● TASK TO CARRY OUT: Every line in the data below that holds "structured" should be found and copied.

● DATASET EXTRACT:
-- -- --

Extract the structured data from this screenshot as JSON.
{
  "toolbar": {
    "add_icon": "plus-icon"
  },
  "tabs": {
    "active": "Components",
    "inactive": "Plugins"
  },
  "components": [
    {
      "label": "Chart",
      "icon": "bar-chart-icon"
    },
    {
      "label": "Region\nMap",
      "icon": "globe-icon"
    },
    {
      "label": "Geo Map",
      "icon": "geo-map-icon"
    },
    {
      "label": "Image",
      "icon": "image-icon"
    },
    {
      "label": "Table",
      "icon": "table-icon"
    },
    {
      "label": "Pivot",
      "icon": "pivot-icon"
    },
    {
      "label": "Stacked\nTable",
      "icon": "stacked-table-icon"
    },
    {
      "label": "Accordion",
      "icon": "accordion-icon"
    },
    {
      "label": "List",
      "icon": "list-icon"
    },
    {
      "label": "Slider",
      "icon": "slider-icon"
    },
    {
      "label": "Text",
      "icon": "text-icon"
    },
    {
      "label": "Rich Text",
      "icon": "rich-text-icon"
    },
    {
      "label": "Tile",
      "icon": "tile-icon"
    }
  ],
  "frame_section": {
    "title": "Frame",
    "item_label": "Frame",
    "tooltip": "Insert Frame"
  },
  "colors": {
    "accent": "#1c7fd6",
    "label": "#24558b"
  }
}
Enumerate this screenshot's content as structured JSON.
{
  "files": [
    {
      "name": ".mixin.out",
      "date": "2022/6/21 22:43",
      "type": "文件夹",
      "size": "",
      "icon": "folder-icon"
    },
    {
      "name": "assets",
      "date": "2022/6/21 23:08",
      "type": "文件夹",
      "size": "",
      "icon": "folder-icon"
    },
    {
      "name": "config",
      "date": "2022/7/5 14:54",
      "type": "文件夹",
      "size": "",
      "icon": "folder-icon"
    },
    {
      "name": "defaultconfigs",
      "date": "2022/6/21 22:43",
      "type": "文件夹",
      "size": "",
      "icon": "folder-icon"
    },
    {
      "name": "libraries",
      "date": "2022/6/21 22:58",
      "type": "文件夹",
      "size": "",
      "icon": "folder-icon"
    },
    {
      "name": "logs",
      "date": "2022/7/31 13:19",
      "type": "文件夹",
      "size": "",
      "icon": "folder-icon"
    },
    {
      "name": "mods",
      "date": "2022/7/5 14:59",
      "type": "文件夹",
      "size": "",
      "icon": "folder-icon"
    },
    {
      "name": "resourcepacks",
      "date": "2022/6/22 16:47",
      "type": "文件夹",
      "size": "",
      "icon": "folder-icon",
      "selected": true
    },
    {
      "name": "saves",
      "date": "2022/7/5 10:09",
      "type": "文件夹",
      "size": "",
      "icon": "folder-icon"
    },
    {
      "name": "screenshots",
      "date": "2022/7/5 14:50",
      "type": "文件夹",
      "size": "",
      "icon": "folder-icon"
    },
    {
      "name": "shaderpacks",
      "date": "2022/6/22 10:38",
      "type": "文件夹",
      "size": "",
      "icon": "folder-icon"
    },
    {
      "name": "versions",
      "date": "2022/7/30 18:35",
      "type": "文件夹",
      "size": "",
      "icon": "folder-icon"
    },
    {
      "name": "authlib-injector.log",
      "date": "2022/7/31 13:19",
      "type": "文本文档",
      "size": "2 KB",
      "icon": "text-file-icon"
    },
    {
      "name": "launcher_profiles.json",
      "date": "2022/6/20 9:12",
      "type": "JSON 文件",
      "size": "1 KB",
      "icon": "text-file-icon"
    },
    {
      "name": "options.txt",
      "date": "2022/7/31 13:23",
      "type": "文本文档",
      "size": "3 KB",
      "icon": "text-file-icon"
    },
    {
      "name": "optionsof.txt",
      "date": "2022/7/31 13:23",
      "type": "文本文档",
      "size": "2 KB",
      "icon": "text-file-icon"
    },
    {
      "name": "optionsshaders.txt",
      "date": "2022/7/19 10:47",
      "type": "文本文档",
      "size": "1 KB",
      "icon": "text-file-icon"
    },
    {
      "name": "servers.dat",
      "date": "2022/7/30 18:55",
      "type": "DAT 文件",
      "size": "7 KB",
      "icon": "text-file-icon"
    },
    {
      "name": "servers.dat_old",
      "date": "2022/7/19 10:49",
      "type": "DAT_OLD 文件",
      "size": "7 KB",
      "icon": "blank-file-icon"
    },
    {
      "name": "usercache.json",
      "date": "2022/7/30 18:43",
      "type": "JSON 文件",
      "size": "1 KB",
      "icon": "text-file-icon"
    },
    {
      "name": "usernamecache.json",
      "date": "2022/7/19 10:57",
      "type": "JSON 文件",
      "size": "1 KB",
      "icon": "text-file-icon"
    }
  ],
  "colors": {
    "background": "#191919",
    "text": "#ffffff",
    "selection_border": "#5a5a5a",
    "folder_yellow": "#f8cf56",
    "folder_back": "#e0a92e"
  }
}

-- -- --

● RESULT OF THE TASK:
Extract the structured data from this screenshot as JSON.
Enumerate this screenshot's content as structured JSON.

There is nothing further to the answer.